Fun Home, as described in the synopsis above, tells the tale of Bechdel’s difficult relationship with her father. The name is both the family’s abbreviation of “funeral home” (their family business) and an acid comment on life with the family. Peeking in at other people’s unconventional families is always something of a guilty pleasure, and her family – particularly her father – are certainly that. His obsession with restoring the family home impacts on the lives of all its inhabitants, so much so that Bechdel recounts how she herself developed obsessive-compulsive disorder during her early teens.

Her drawing and writing definitely capture the claustrophobic sense of living in a family with a Big Secret, and it’s quite a relief when she escapes to college and meets her first girlfriend. Their times together are tenderly drawn, and it is refreshing to see a relationship between two women who actually resemble real people being depicted with warmth and humanity in a graphic novel.

Reading “Fun Home” is frequently an uncomfortable experience. Apparently Bechdel carefully plotted each scene, sometimes going so far as to pose as her father in some of the scenes and have someone take photographs. You do wonder whether the book’s publication was an entirely welcome experience for the rest of her family; there are times when the reader feels very much like a voyeur.

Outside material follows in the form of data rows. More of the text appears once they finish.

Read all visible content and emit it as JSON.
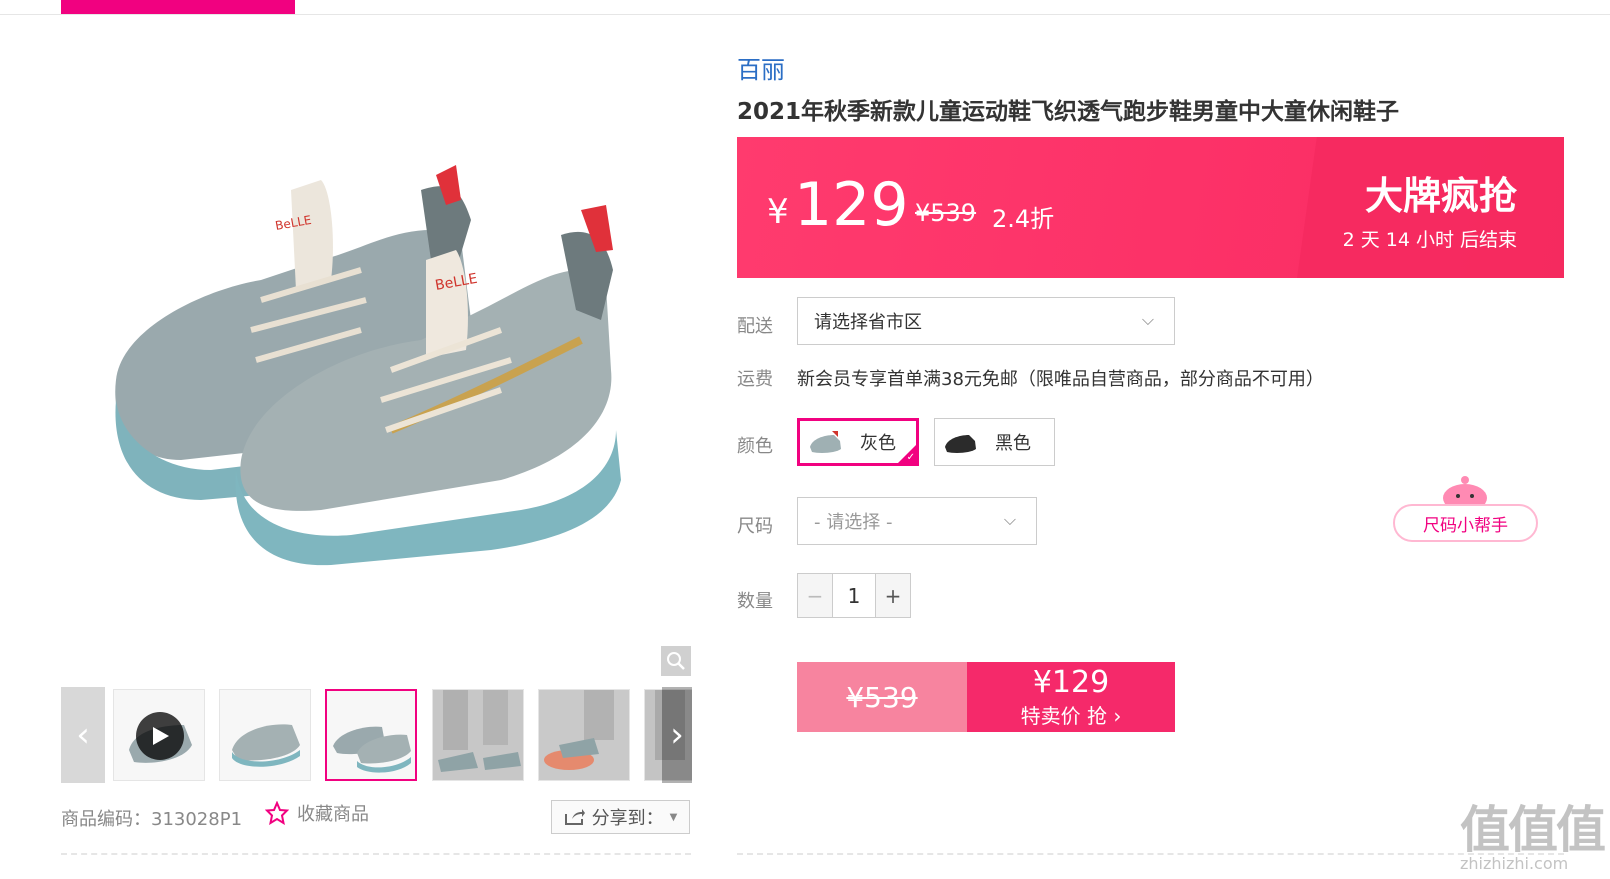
{
  "product": {
    "brand": "百丽",
    "title": "2021年秋季新款儿童运动鞋飞织透气跑步鞋男童中大童休闲鞋子",
    "sku_label": "商品编码：313028P1",
    "favorite_label": "收藏商品",
    "share_label": "分享到："
  },
  "price": {
    "currency": "¥",
    "current": "129",
    "original": "¥539",
    "discount": "2.4折",
    "promo_title": "大牌疯抢",
    "countdown": "2 天 14 小时 后结束"
  },
  "delivery": {
    "label": "配送",
    "placeholder": "请选择省市区"
  },
  "shipping": {
    "label": "运费",
    "text": "新会员专享首单满38元免邮（限唯品自营商品，部分商品不可用）"
  },
  "color": {
    "label": "颜色",
    "options": [
      {
        "name": "灰色",
        "selected": true
      },
      {
        "name": "黑色",
        "selected": false
      }
    ]
  },
  "size": {
    "label": "尺码",
    "placeholder": "- 请选择 -",
    "helper": "尺码小帮手"
  },
  "quantity": {
    "label": "数量",
    "value": "1",
    "minus": "−",
    "plus": "+"
  },
  "buy": {
    "original": "¥539",
    "price": "¥129",
    "action": "特卖价 抢 ›"
  },
  "watermark": {
    "big": "值值值",
    "small": "zhizhizhi.com"
  },
  "colors": {
    "accent": "#f10180",
    "price_bar": "#fb2f66",
    "brand_link": "#2b6ec5"
  }
}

That said, reading it does very much give a sense of the impact of society’s attitudes to sexuality on the lives of the families of people who felt forced to live a lie, yet at the same time it’s never preachy. Ultimately, “Fun Home” is about family relationships, and how they change as we grow older. All of us go through this, and if our own families aren’t as dysfunctional as Bechdel’s (or so we hope), then we still learn from seeing how, as an adult, she tried to forge a relationship with her father. The final chapter is very well-written – not a sugar-sweet ending, but realistic and containing a note of hope. Recommended. 

Paperback:  240 pages

Publisher:   Jonathan Cape Ltd (14 Sep 2006)

ISBN-10:     0224080512


May 1st, 2009



Writers:          Rosario Dawson, David Atchison

Artist:             Tony Shasteen

Reviewer:      Louise

In which N.Y.P.D detective Sophia Ortiz (modeled on actress Rosario Dawson) stumbles upon a bizarre murder scene, and is recruited into a covert police unit – the Occult Crimes Taskforce. Can she stop the killer in time?

 I haven’t really a whole lot to say about this book, though I am trying. I can’t fault the artwork, and the plot isn’t too bad… I think for me the problem is.. well… did anyone else read the plot description above and think “Hmm, this sounds oddly familiar?” It is a very well-worn plot – the first episode of Torchwood is almost exactly the same.

Which, in itself, is not necessarily a problem. The first episode of just about any series featuring a secret or specialist “team” of some sort or other -vampire slayers, occult crime investigators, ordinary crime scene investigators, cyberwarriors fighting the Matrix, supervillains – will focus on the newbie a) finding out about the team, b) discovering they have a major role to play – often in the face of scepticism from the regular team members – and c) winning their way onto it. Unless of course the author is going for variation #1 on this plot; newbie doesn’t want to be recruited onto the team and has to be won over. Either way, it’s pretty familiar.

 It’s not so much whether the plot is new, as how the author handles it. Unfortunately, for me, neither the characters nor the scenario were really fresh or engaging enough to prevent the overwhelming feeling of “been there, done that”.


Paperback: 152 pages

Publisher: Image Comics (27 Jun 2007)

ISBN-10: 1582406758